I used the third model to build M-42L. First I had to finish the AQM-34M airframe modifications, starting with the weird upturned ('ski') radome that I had started earlier. It took a few rounds of filling, sanding and painting to get it right, ready for casting. Next I built the film reel bulges on the nose topside. I found a tube of 8.5 mm diameter that seemed the right size, and cut two segments from it. These were sanded until they were 1.5 mm high, and then glued to the fuselage. However, compared to photos they still appear to be too tall. And even worse, M-42L did not have them, I found out later. I thought the bulges were a standard feature of AQM-34Ms, but they aren't. Third modification was an intake and two antenna base plates on the right side of the rear fuselage, shown in the third photo, but still lacking to antenna rods. Lastly I modified a set of resin wings to create wings with extended tips. Preliminary calculations showed that they were 3.0 mm longer, and I attached wingtip segments cut from another set of resin wings (visible in the first photo). The model was then painted, decaled and weathered, but I didn't yet make it more glossy, it's too flat now. I'm very happy with the black 'Buffalo Hunter' logo on the tail, a buffalo with a cartoon Indian with bow and arrow sitting on its shoulders, looking the wrong way for prey. Still to be fitted is a total temperature sensor on the right front fuselage (the hole is there though). Potential kit donor parts are the Hasegawa F-104G (part A19), Hasegawa F-4 (part P9) and Revell of Germany F-16s.
A fourth fuselage was assembled, then cut just ahead of the wing, and both halves were filled with epoxy clay.

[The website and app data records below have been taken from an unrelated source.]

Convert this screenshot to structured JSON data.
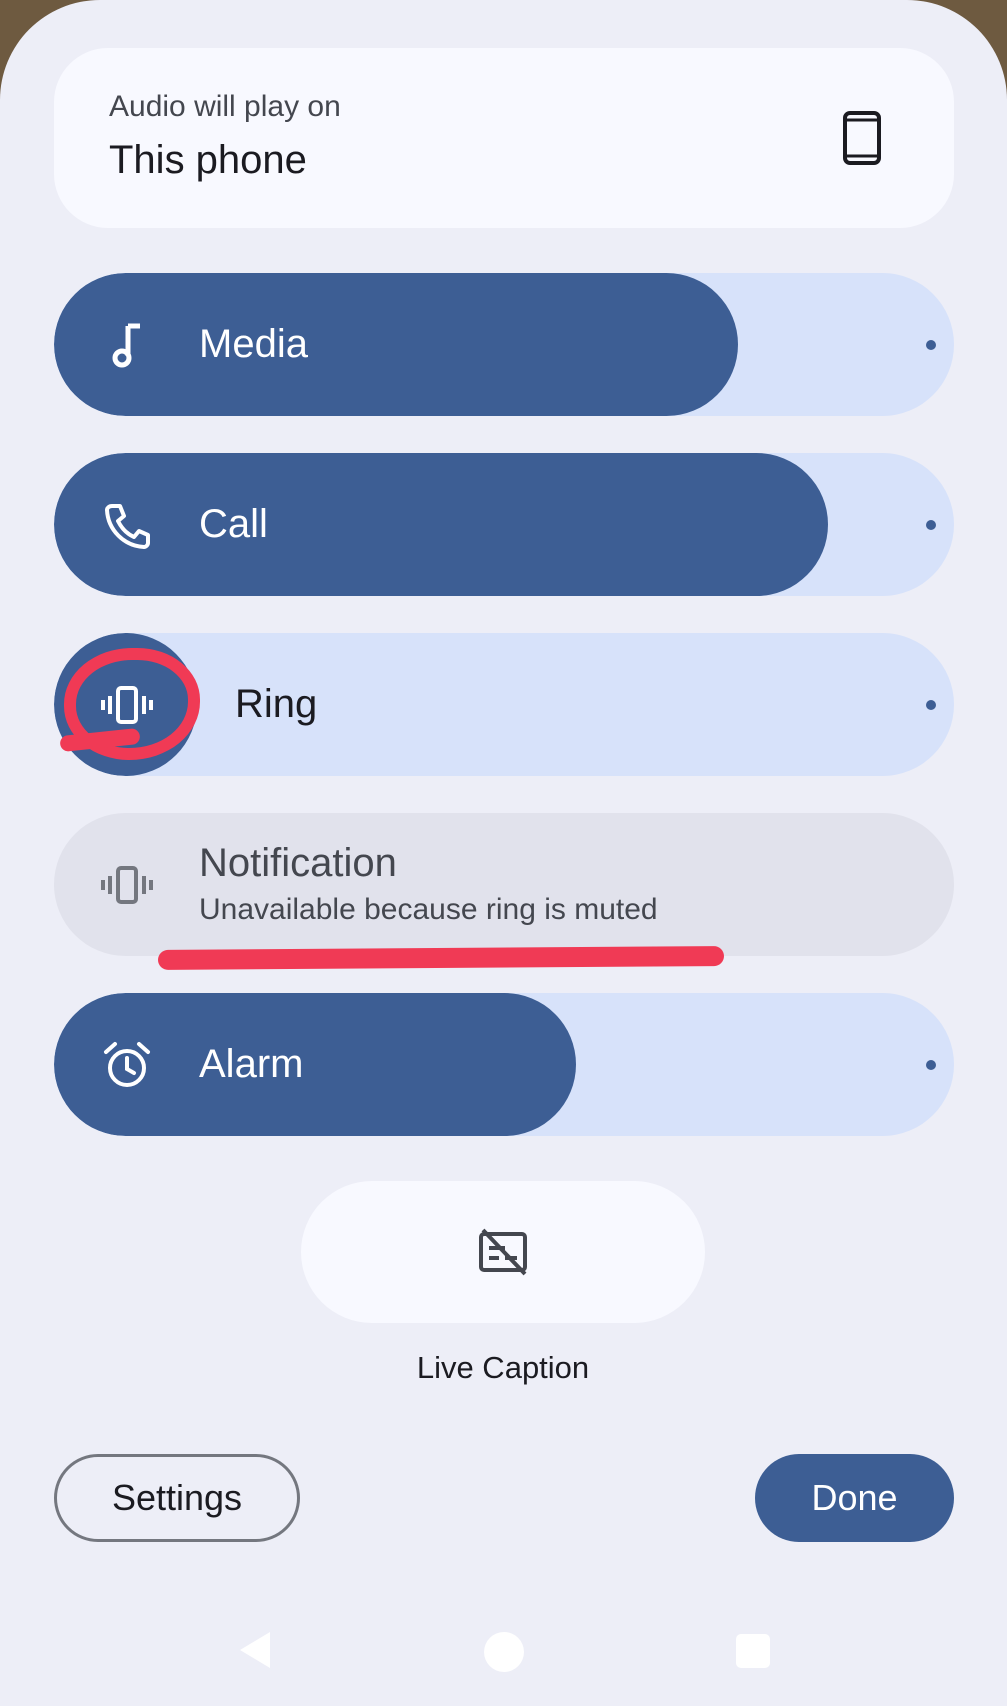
{
  "output": {
    "label": "Audio will play on",
    "device": "This phone",
    "icon": "smartphone-icon"
  },
  "sliders": [
    {
      "label": "Media",
      "icon": "music-note-icon",
      "level": 0.76
    },
    {
      "label": "Call",
      "icon": "phone-icon",
      "level": 0.86
    },
    {
      "label": "Ring",
      "icon": "vibrate-icon",
      "level": 0.0
    },
    {
      "label": "Notification",
      "sublabel": "Unavailable because ring is muted",
      "icon": "vibrate-icon",
      "enabled": false
    },
    {
      "label": "Alarm",
      "icon": "alarm-clock-icon",
      "level": 0.58
    }
  ],
  "live_caption": {
    "label": "Live Caption",
    "icon": "closed-caption-off-icon"
  },
  "footer": {
    "settings_label": "Settings",
    "done_label": "Done"
  },
  "nav": {
    "back": "back-icon",
    "home": "home-icon",
    "recents": "recents-icon"
  },
  "colors": {
    "accent": "#3d5e94",
    "track": "#d7e2fa",
    "annotation": "#f03a55"
  }
}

This changes the division from left-right to front-back, something that I wanted to test from a casting point of view.
To be investigated: were long wings always combined with large endplates, and whether a tail bumper part was used operationally.
Although the model isn't finished yet, I can already say that I had a lot of fun with a model that cost me only 1.25 euros! If you want to know more of the 1:1 version, please take a look at my AQM-34 web site